Thursday, April 22, 2010

REITS a Poor Man's Way to Invest in Real Estate

REITS are corporations that invest most of their assets in real estate. Some REITS specialize in a certain type of property like apartment, commercial, industrial, hotel, hospital, retirement residence etc. Most REITS invest in different provinces to provide some kind of regional diversification.

I personally own a lot of REITS, my TSFA is 100% invested in REITS and my RRSP is about 80% REITS. However the Dividend Lover non registered portfolio does not hold any REITS.
First off, REITS do not pay an eligible dividend. Therefore your dividends are 100% taxable. So REITS should not be held in a non registered account.

They are good in TSFA/RRSP because the REIT Corporation itself does not pay tax. Then since you are holding it in a TSFA/RRSP you do not pay tax either. So the result is a win win win. And whenever you have a win win win it usually means that government is losing.

I'm not going to go into too much detail explaining what REITS are you can find 100 other blogs to explain that.

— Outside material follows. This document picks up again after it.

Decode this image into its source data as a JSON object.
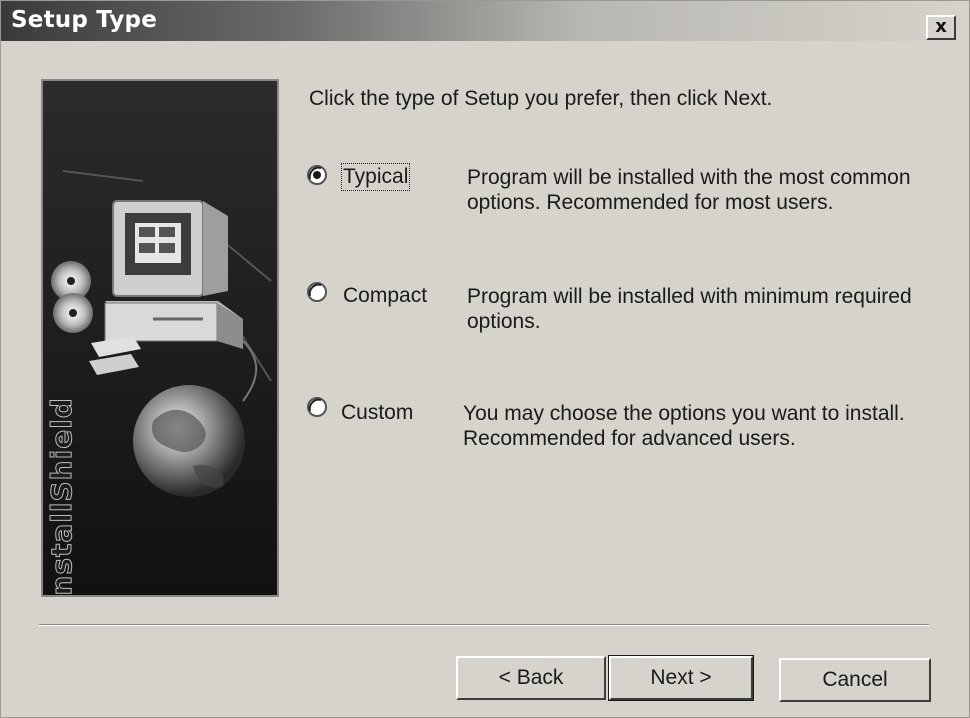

What I'd like to do here is to voice my opinion on investing in REITS vs. straight out investing in real-estate.

Now REITS are corporations, so they have cheaper access to capital than you personally would when you buy real-estate. However these savings are offset by the salaries payed to management. On top of that this is only true for owning commercial or industrial properties.

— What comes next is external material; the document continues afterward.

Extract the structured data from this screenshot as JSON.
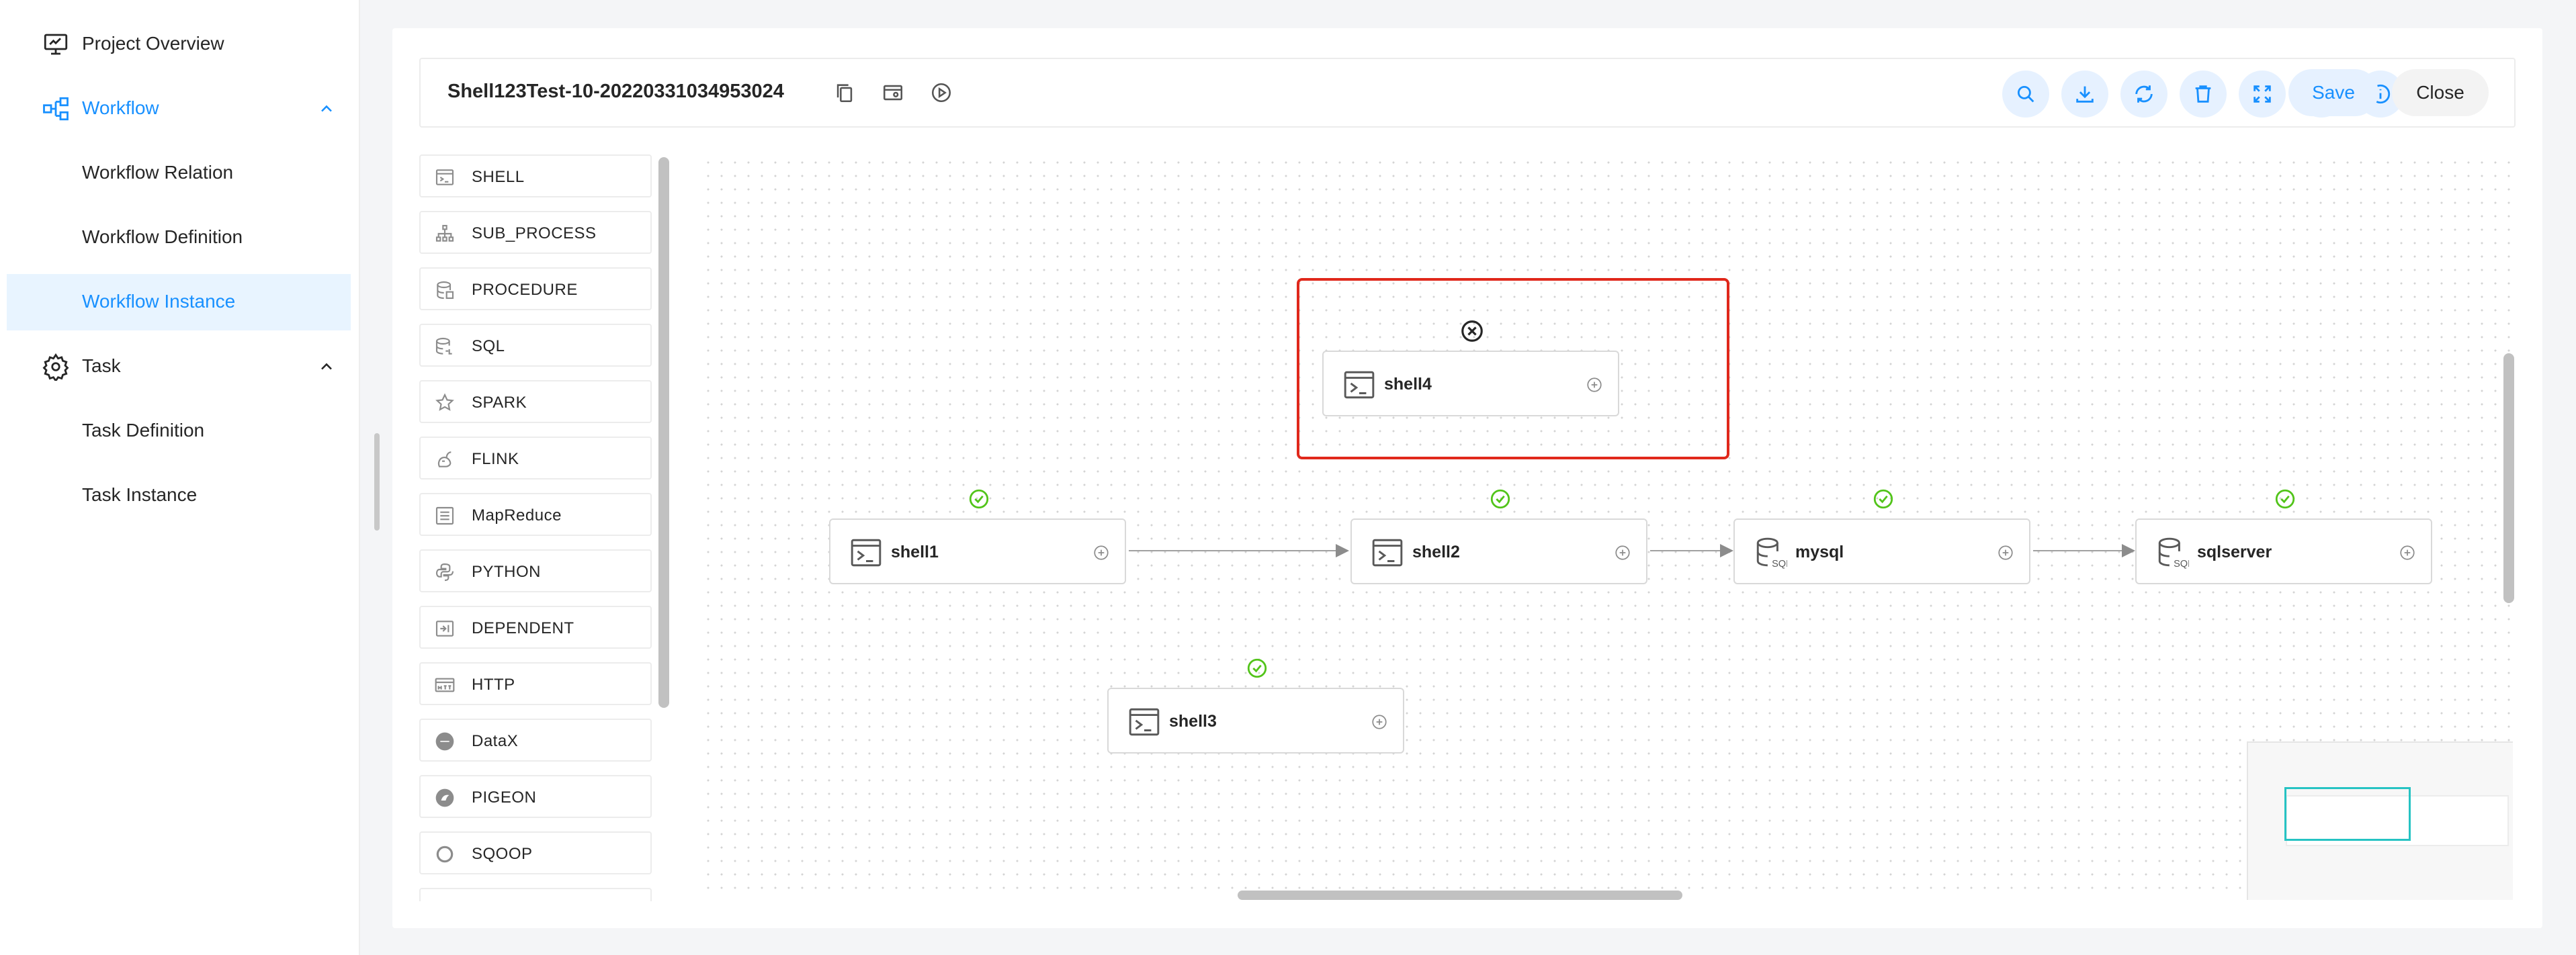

Interest charged by banks on residential properties is much lower than that charged for owning commercial properties. you can personally get a residential mortgage for a lower rate that the largest reit can.

The REITS themselves are leveraged because they issue debentures and have mortgages. However you could personally achieve higher leverage, either by using CMHC financing, or by putting together a creative deal. The most leveraged Reit white rock (WRK.UN) is equivalent to getting 75% mortgage financing.

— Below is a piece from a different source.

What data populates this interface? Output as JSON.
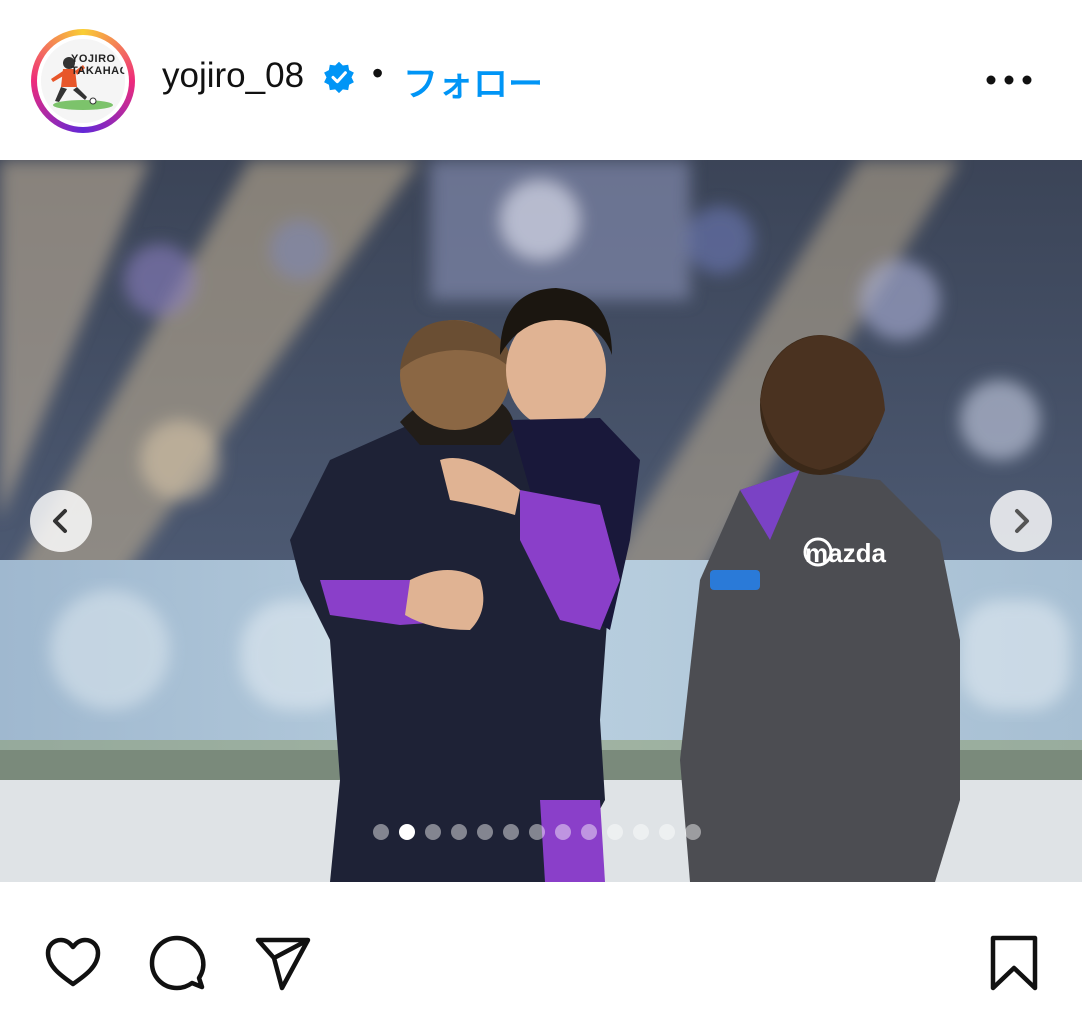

The REITS are diversified, more liquid than any real property you can buy. That is true.
However REITS do not pass on to you many of the benefits of owning real-estate. Such as being able to write off expenses against the properties income from your car lease, cell phone, etc. The more properties you own the more you expenses you can get away with.

Real property also allows you to take CCA (capital cost allowance) i.e. Depreciation. You could depreciate the property and you the depreciation to offset income, and so defer taxes for years and years. Unlike REITS where you will be paying taxes on your distributions without any deferral.

Therefore it is better to buy properties than to buy REITs. I call them the poor man’s real-estate. Because you do not need much capital to get started. But much of the benefits of owning real-estate are missing.

The bottom line is, only buy REITS in and RRSP/TSFA. Never own them in a non registered portfolio. If you want exposure to real-estate in a non registered portfolio you can buy corporations that invest in real-estate such as killam (KMP) or first capital realty (FCR). Which are not operating as REITs.

1 comment:

  1. You are wrong about 100% taxed distributions. You are also wrong about depreciation and deferral. Most REIT's have RoC as a major component.